Every second, 40 000 burning questions funnel into the Google search bar from millions of internet users worldwide. Doing the math gets the daily take of searches up to just over 3.5 BILLION! Not being able to consult Dr. Google about every aspect of life might be a genuine concern for many users. Well, their worst fears are actually realised, and somewhere not too far from home...
Just a hop, skip and a jump eastwards lands you in The People's Republic of China whose relationship with the internet raises eyebrows around the world. The nation is famous for its ever tightening censorship of information found on the internet and its "Great Firewall of China" (The censorship system which keeps slow moving possibly harmful, political ideas outside the country's borders). Many other different types of social media such as Facebook, Snapchat, Instagram, Twitter and YouTube along with 6 000 other websites cannot scale the Great Firewall and land themselves in mainland China.
"When you open the window, the flies come in."
The pivotal sentence expressed by former leader of the People's Republic, Deng Xiaoping, was the catalyst for the nation to begin its ongoing goal of creating a controlled and censored internet for its people.
However, many opinions state that the "Great Firewall", is greatly impeding economic growth in many Chinese businesses by creating recurring dillemas over the strict policies and regulations, which are the bricks in the wall.
Many foreign companies who wish to have access to the booming Chinese marketplace need to be aware of the Government's iron fist. Apple Inc., for example, the technological giant, who stood proudly and battled with the government in the U.S. against installing backdoors into password protected devices, have bent over backwards to have access to mainland China.
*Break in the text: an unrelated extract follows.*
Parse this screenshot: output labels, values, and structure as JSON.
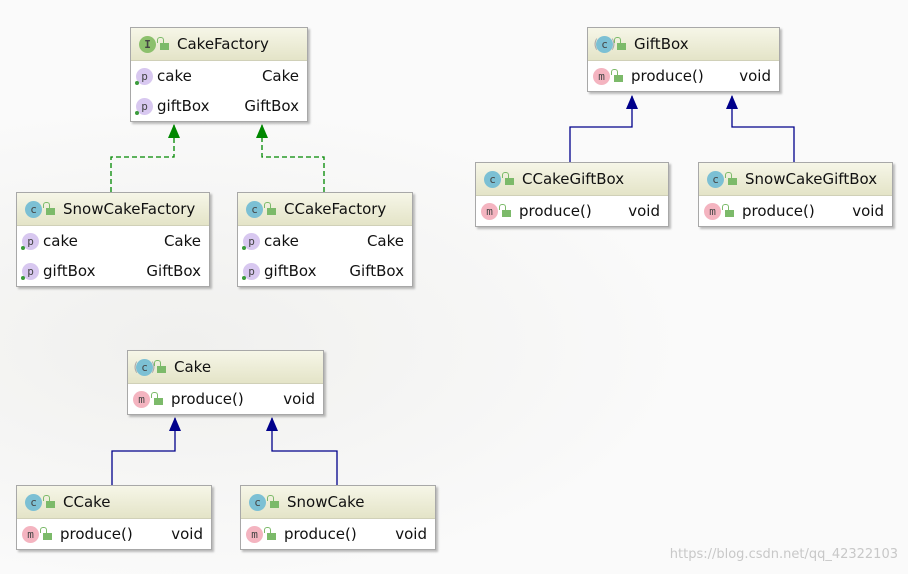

Many apps were removed off the app store quickly and quietly as well as several data centres being built on the mainland, all running in line with Governmental requirements.
The "Great Firewall" coupled with the restrictions on the foreign companies crowned China as having the least online freedom on earth. The "Great Firewall" is arguably undemocratic and could very well be a good example of ultra-protectionism by the Chinese Government.
Yet, the Great Firewall did something that had people scratching their heads. Many of the domestic Chinese companies would have been slaughtered on the global playing field by U.S. and European counterparts during their humble beginnings. The "Great Firewall" actually created a cocoon for Chinese internet companies like Tencent, Baidu and Taobao to grow and develop to contend with other global internet giants. In fact, Tencent, Baidu, and Taobao have websites which all appear on the Alexa and SimilarWeb list of the world's top 10 most visited websites, which is considered the gold standard in studying website popularity. Its almost ironic that as China continues to pave its way towards internet dominance, the "Great Firewall" of China, which should hinder its progress, is actually doing the opposite.
Having been to China myself and finding most of my social media rendered useless, I can say that I didnt mind all that much. While China threw most of the world's most popular social media back over the Great Firewall, they made sure to create very viable and useful alternatives. WeChat, China's free social communications app, combines aspects from Facebook, Instagram, WhatsApp, and even several mobile payment apps. While using WeChat during my stay in China took some getting used to, it had functionality would I wouldnt have thought of a mobile communication app.
Firstly, WeChat contains a link to your bank account, allowing you to make on the fly purchases quickly at restaurants and stores. You can even send money over the application. Yet for me, its most useful use came with the thousands of bicycles lining the streets of Guangzhou, which with a quick QR code scan, are yours for an hour for just 1¥ (~R2).
However, many people in China use VPNs to access global social media sites like Facebook and Twitter, in fact during my stay many of my friends would have about four or five different VPN apps on their phones, after about two days of usage however, the "Great Firewall" would come knocking. When it did, they switched to another app, and carried on Facebooking away. Interestingly though, a week after we left the country, a large chunk of VPN apps disappeared off the Apple iStore, and it was later unconvered that the Chinese ministry of Information was forced to deny that they intended to remove these apps...
China's censorship policy and the "Great Firewall", will continue to baffle people worldwide. In fact, the most interesting thing I find about the "Great Firewall", is that around four times more people (2 million) are currently laying the bricks of the "Great Firewall", than people who built the actual Great Wall of China. I doubt that the great Qin Shi Huang, the first emperor of China, ever considered that his Great Wall would be left in the shadow of "the Great Firewall".